22 The generated column expression cannot be added or altered because the table is not in check pending mode.
22 Use SET INTEGRITY FOR
OFF before altering the table. Then alter the table and use SET INTEGRITY FOR IMMEDIATE CHECKED FORCE GENERATED to generate the values for the new or altered column.
Therefore the syntax that I actually have to use to accomplish this is:
set integrity for ecrooks.table off; alter table ecrooks.table add column comm_id_substr char(1) generated always as (substr(cast(comm_id as char(9)),9,1)); set integrity for ecrooks.table immediate checked force generated;
After adding the column, I also have to add an index on it – the column itself still gets me a table scan. The index in this case is:
create index ecrooks.TEMP_IDX_2 on table ecrooks.table (comm_id_substr, processed) allow reverse scans collect detailed statistics;
Since I know I have to go back to the table for the data, I only include the columns needed in the where clause.

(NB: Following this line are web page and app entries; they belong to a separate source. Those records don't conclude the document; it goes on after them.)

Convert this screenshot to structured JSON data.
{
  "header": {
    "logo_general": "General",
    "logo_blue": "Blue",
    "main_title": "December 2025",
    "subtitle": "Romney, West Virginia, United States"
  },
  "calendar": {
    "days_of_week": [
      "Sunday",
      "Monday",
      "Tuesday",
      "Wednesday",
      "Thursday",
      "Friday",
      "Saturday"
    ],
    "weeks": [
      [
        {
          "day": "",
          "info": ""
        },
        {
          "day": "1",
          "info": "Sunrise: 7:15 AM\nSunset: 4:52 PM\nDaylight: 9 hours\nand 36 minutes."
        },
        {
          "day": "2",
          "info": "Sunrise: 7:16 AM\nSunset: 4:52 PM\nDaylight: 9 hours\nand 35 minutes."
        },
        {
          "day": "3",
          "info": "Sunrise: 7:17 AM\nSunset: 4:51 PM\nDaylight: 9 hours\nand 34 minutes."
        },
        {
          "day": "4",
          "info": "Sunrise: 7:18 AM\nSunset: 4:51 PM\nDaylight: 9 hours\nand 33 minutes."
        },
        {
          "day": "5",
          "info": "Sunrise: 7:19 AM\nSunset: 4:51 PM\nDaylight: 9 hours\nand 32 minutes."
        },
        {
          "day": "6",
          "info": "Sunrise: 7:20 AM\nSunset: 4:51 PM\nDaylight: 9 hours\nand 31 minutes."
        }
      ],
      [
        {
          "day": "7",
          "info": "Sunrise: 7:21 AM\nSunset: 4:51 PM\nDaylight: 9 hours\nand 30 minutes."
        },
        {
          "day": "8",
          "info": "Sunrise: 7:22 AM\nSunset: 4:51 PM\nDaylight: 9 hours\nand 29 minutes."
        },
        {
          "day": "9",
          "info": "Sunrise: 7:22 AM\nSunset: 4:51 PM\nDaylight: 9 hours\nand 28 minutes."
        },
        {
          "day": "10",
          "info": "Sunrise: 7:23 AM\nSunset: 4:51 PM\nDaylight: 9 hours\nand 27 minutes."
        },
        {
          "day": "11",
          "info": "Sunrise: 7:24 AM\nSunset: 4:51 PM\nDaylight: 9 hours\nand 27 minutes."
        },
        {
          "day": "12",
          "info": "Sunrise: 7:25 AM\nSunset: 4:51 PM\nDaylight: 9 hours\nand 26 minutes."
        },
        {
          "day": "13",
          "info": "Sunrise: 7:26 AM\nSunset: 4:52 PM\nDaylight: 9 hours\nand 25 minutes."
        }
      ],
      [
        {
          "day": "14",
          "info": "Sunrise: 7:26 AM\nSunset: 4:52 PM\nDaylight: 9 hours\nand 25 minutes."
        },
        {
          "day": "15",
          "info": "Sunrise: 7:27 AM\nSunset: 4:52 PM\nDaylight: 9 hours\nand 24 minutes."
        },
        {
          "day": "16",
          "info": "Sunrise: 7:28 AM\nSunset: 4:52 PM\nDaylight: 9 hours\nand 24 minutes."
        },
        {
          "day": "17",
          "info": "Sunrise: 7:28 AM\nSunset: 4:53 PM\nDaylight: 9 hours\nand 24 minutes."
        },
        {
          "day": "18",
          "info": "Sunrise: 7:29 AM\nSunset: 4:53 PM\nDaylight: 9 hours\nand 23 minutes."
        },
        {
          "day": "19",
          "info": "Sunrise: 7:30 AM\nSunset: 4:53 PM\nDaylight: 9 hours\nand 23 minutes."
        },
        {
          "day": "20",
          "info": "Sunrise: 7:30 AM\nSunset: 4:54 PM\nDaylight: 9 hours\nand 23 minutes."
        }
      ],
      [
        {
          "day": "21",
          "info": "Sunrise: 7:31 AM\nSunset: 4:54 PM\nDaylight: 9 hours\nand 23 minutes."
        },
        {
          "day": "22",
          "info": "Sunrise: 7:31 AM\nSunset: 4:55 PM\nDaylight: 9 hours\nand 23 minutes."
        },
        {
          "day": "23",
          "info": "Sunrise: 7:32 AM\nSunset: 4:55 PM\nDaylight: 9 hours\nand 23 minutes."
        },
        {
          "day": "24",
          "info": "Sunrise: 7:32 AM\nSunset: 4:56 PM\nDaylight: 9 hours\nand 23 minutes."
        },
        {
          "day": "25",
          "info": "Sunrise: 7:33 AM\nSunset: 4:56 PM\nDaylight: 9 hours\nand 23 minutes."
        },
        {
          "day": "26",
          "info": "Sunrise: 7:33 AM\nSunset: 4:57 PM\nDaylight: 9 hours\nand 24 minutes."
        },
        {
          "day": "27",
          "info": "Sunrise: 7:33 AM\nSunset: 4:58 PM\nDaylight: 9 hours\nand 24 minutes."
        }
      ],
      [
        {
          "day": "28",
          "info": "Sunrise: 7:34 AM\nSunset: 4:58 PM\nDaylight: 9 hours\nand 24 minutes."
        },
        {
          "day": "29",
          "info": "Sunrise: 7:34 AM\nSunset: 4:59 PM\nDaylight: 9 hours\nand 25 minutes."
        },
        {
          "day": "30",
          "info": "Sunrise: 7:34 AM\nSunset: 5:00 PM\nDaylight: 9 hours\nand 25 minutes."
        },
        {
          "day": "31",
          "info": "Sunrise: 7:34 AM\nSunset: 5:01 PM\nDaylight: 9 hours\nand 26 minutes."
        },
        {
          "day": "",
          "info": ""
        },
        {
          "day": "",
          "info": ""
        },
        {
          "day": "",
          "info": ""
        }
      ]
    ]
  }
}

Given the table structure in this case, I could achieve index-only access by putting every column in the table in the index, but that is overkill in this (and almost every) case.
The revised query to make use of this new column (and index) is:
SELECT * FROM schema.table WHERE processed = 'FALSE' and comm_id_substr = '4' ORDER BY insert_dt;
After adding the column and the index, the changed query uses it, and sees a vast performance improvement
Access Plan: ----------- Total Cost: 26.0669 Query Degree: 1 Rows RETURN ( 1) Cost I/O | 0.999994 TBSCAN ( 2) 26.0669 2.03771 | 0.999994 SORT ( 3) 26.0667 2.03771 | 0.999994 FETCH ( 4) 26.0661 2.03771 /-----+------\ 0.999994 179918 IXSCAN TABLE: ECROOKS ( 5) TABLE 12.8014 Q1 1 | 179918 INDEX: ECROOKS TEMP_IDX_2 Q1